[Data about app and page elements]
____________

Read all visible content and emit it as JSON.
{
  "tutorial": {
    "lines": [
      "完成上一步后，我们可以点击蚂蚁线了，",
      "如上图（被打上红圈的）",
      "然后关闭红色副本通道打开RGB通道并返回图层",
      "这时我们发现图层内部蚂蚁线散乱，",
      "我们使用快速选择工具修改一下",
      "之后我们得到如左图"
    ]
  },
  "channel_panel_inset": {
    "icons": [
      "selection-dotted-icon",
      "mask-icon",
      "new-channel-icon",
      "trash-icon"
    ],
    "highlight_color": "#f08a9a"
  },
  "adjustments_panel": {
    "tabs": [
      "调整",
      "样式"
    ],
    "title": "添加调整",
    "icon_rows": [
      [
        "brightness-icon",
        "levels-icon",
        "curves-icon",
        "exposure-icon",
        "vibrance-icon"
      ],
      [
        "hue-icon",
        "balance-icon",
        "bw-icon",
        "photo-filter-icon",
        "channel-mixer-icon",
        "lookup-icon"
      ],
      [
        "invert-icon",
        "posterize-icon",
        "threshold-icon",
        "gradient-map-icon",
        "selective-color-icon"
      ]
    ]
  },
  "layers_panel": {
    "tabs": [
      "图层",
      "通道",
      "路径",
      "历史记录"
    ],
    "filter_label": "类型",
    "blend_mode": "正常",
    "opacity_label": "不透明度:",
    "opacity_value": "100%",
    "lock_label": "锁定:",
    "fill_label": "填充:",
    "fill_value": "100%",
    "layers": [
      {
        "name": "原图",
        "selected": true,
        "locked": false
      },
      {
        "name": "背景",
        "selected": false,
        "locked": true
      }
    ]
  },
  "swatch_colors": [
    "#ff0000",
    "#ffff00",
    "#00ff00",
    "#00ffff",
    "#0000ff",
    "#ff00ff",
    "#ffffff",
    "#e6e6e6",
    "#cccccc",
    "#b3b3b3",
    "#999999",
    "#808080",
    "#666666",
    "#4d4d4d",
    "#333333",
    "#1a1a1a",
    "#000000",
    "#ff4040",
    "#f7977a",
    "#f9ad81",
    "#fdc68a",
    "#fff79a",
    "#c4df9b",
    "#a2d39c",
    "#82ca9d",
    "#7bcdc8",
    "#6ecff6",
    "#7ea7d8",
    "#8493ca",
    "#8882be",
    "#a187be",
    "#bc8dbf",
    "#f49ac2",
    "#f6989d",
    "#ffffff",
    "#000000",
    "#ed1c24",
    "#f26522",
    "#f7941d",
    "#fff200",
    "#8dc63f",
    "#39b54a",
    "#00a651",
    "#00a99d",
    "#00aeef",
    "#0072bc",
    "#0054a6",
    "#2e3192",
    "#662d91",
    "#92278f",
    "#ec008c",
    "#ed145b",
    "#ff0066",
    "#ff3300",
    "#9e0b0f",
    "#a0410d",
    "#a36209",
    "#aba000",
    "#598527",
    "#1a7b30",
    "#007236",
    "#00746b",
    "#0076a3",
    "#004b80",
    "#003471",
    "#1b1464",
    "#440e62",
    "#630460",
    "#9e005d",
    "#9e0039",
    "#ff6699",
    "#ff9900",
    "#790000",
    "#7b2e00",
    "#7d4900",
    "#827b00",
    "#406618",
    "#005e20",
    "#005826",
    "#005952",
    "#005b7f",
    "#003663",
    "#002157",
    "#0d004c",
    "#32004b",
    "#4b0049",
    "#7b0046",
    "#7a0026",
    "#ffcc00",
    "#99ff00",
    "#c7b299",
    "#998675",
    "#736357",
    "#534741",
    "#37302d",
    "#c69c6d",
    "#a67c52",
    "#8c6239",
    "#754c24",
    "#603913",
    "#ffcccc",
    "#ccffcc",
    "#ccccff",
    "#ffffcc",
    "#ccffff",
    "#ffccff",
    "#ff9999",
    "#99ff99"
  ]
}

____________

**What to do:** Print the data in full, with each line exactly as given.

**Task result:**
Read all visible content and emit it as JSON.
{
  "tutorial": {
    "lines": [
      "完成上一步后，我们可以点击蚂蚁线了，",
      "如上图（被打上红圈的）",
      "然后关闭红色副本通道打开RGB通道并返回图层",
      "这时我们发现图层内部蚂蚁线散乱，",
      "我们使用快速选择工具修改一下",
      "之后我们得到如左图"
    ]
  },
  "channel_panel_inset": {
    "icons": [
      "selection-dotted-icon",
      "mask-icon",
      "new-channel-icon",
      "trash-icon"
    ],
    "highlight_color": "#f08a9a"
  },
  "adjustments_panel": {
    "tabs": [
      "调整",
      "样式"
    ],
    "title": "添加调整",
    "icon_rows": [
      [
        "brightness-icon",
        "levels-icon",
        "curves-icon",
        "exposure-icon",
        "vibrance-icon"
      ],
      [
        "hue-icon",
        "balance-icon",
        "bw-icon",
        "photo-filter-icon",
        "channel-mixer-icon",
        "lookup-icon"
      ],
      [
        "invert-icon",
        "posterize-icon",
        "threshold-icon",
        "gradient-map-icon",
        "selective-color-icon"
      ]
    ]
  },
  "layers_panel": {
    "tabs": [
      "图层",
      "通道",
      "路径",
      "历史记录"
    ],
    "filter_label": "类型",
    "blend_mode": "正常",
    "opacity_label": "不透明度:",
    "opacity_value": "100%",
    "lock_label": "锁定:",
    "fill_label": "填充:",
    "fill_value": "100%",
    "layers": [
      {
        "name": "原图",
        "selected": true,
        "locked": false
      },
      {
        "name": "背景",
        "selected": false,
        "locked": true
      }
    ]
  },
  "swatch_colors": [
    "#ff0000",
    "#ffff00",
    "#00ff00",
    "#00ffff",
    "#0000ff",
    "#ff00ff",
    "#ffffff",
    "#e6e6e6",
    "#cccccc",
    "#b3b3b3",
    "#999999",
    "#808080",
    "#666666",
    "#4d4d4d",
    "#333333",
    "#1a1a1a",
    "#000000",
    "#ff4040",
    "#f7977a",
    "#f9ad81",
    "#fdc68a",
    "#fff79a",
    "#c4df9b",
    "#a2d39c",
    "#82ca9d",
    "#7bcdc8",
    "#6ecff6",
    "#7ea7d8",
    "#8493ca",
    "#8882be",
    "#a187be",
    "#bc8dbf",
    "#f49ac2",
    "#f6989d",
    "#ffffff",
    "#000000",
    "#ed1c24",
    "#f26522",
    "#f7941d",
    "#fff200",
    "#8dc63f",
    "#39b54a",
    "#00a651",
    "#00a99d",
    "#00aeef",
    "#0072bc",
    "#0054a6",
    "#2e3192",
    "#662d91",
    "#92278f",
    "#ec008c",
    "#ed145b",
    "#ff0066",
    "#ff3300",
    "#9e0b0f",
    "#a0410d",
    "#a36209",
    "#aba000",
    "#598527",
    "#1a7b30",
    "#007236",
    "#00746b",
    "#0076a3",
    "#004b80",
    "#003471",
    "#1b1464",
    "#440e62",
    "#630460",
    "#9e005d",
    "#9e0039",
    "#ff6699",
    "#ff9900",
    "#790000",
    "#7b2e00",
    "#7d4900",
    "#827b00",
    "#406618",
    "#005e20",
    "#005826",
    "#005952",
    "#005b7f",
    "#003663",
    "#002157",
    "#0d004c",
    "#32004b",
    "#4b0049",
    "#7b0046",
    "#7a0026",
    "#ffcc00",
    "#99ff00",
    "#c7b299",
    "#998675",
    "#736357",
    "#534741",
    "#37302d",
    "#c69c6d",
    "#a67c52",
    "#8c6239",
    "#754c24",
    "#603913",
    "#ffcccc",
    "#ccffcc",
    "#ccccff",
    "#ffffcc",
    "#ccffff",
    "#ffccff",
    "#ff9999",
    "#99ff99"
  ]
}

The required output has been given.